====== Information provided ======

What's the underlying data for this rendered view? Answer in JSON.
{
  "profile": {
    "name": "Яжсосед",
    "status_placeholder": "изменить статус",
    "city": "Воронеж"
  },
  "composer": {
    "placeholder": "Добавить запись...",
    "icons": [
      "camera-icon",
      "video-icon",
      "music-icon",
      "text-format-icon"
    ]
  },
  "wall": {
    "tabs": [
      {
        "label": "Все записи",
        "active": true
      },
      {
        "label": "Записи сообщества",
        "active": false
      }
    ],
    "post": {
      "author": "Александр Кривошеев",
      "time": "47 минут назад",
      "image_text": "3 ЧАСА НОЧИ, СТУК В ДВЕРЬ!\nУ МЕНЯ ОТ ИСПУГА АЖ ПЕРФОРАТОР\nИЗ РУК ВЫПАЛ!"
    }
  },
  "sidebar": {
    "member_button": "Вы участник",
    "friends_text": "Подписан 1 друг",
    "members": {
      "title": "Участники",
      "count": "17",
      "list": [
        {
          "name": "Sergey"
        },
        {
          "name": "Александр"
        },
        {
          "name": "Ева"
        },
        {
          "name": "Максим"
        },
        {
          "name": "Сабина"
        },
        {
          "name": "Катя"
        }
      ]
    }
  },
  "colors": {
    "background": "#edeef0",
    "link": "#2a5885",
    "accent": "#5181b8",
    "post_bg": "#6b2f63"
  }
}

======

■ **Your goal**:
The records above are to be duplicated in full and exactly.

■ **Result of this exercise**:
What's the underlying data for this rendered view? Answer in JSON.
{
  "profile": {
    "name": "Яжсосед",
    "status_placeholder": "изменить статус",
    "city": "Воронеж"
  },
  "composer": {
    "placeholder": "Добавить запись...",
    "icons": [
      "camera-icon",
      "video-icon",
      "music-icon",
      "text-format-icon"
    ]
  },
  "wall": {
    "tabs": [
      {
        "label": "Все записи",
        "active": true
      },
      {
        "label": "Записи сообщества",
        "active": false
      }
    ],
    "post": {
      "author": "Александр Кривошеев",
      "time": "47 минут назад",
      "image_text": "3 ЧАСА НОЧИ, СТУК В ДВЕРЬ!\nУ МЕНЯ ОТ ИСПУГА АЖ ПЕРФОРАТОР\nИЗ РУК ВЫПАЛ!"
    }
  },
  "sidebar": {
    "member_button": "Вы участник",
    "friends_text": "Подписан 1 друг",
    "members": {
      "title": "Участники",
      "count": "17",
      "list": [
        {
          "name": "Sergey"
        },
        {
          "name": "Александр"
        },
        {
          "name": "Ева"
        },
        {
          "name": "Максим"
        },
        {
          "name": "Сабина"
        },
        {
          "name": "Катя"
        }
      ]
    }
  },
  "colors": {
    "background": "#edeef0",
    "link": "#2a5885",
    "accent": "#5181b8",
    "post_bg": "#6b2f63"
  }
}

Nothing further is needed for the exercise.